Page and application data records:
Content starts

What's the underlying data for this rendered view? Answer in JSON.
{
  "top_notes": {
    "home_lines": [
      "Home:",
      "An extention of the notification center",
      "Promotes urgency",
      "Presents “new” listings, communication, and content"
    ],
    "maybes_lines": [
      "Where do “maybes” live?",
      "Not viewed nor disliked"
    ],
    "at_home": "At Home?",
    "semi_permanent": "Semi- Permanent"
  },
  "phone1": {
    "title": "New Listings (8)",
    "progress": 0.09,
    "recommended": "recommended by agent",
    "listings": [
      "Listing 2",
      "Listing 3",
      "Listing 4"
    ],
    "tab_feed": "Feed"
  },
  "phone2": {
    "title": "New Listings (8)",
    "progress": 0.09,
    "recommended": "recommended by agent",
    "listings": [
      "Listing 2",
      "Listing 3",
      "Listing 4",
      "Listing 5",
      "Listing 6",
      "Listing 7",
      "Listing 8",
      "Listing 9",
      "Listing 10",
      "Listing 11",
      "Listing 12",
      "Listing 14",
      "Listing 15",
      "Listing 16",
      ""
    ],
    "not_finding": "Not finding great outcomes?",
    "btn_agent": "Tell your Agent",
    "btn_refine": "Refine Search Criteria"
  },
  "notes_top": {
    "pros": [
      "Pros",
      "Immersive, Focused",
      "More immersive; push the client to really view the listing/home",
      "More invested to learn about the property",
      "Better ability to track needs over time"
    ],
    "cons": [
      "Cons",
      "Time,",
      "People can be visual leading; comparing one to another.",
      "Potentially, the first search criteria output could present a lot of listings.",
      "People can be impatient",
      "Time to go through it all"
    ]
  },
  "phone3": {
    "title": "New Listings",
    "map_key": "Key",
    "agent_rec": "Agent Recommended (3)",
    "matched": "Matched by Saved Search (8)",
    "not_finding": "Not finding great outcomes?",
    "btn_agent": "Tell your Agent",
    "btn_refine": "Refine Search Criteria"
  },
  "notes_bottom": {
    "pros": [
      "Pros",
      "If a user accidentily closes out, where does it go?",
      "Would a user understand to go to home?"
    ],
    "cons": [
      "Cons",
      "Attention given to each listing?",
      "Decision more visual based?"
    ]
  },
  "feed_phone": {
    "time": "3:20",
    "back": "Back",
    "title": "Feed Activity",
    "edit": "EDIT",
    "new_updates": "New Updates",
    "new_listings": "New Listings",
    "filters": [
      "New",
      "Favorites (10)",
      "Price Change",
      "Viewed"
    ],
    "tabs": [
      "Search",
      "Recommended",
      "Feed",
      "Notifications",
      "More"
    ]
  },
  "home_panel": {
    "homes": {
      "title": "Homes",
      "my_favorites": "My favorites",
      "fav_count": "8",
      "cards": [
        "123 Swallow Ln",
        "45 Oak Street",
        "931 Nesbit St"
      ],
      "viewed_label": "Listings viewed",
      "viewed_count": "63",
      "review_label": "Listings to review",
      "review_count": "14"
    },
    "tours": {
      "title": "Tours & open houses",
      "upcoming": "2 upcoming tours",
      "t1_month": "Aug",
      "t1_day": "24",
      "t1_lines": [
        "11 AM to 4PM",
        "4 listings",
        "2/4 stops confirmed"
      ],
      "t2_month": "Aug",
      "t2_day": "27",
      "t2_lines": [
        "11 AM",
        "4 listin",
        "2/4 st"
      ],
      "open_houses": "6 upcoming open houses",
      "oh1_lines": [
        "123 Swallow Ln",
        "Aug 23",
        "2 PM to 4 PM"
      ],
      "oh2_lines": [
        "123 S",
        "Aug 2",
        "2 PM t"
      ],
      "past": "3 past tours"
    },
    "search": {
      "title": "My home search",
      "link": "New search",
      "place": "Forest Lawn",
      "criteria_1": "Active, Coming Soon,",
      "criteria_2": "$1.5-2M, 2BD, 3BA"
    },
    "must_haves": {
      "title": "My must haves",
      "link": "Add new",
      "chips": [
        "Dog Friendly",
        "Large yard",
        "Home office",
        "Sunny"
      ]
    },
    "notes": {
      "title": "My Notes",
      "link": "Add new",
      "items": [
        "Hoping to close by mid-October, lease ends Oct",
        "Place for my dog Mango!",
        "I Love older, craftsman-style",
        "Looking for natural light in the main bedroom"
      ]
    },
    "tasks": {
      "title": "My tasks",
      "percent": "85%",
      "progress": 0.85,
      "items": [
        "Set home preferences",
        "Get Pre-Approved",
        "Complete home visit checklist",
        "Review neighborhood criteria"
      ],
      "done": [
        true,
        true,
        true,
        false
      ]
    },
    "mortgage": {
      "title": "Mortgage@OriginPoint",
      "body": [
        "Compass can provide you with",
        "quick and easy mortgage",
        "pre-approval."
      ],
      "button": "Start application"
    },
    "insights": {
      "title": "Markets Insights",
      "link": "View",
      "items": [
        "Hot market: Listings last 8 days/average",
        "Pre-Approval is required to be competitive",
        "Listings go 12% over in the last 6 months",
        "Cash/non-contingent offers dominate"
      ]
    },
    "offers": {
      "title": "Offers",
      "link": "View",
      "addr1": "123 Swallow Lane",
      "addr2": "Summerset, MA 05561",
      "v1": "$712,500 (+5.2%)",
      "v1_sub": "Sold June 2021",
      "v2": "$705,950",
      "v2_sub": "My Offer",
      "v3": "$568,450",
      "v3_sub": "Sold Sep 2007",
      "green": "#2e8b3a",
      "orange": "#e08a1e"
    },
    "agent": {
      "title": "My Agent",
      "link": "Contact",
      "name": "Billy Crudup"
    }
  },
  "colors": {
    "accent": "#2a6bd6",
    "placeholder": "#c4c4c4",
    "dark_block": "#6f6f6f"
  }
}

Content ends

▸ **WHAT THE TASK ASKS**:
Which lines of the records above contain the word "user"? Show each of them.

▸ **WRITTEN ANSWER**:
      "If a user accidentily closes out, where does it go?",
      "Would a user understand to go to home?"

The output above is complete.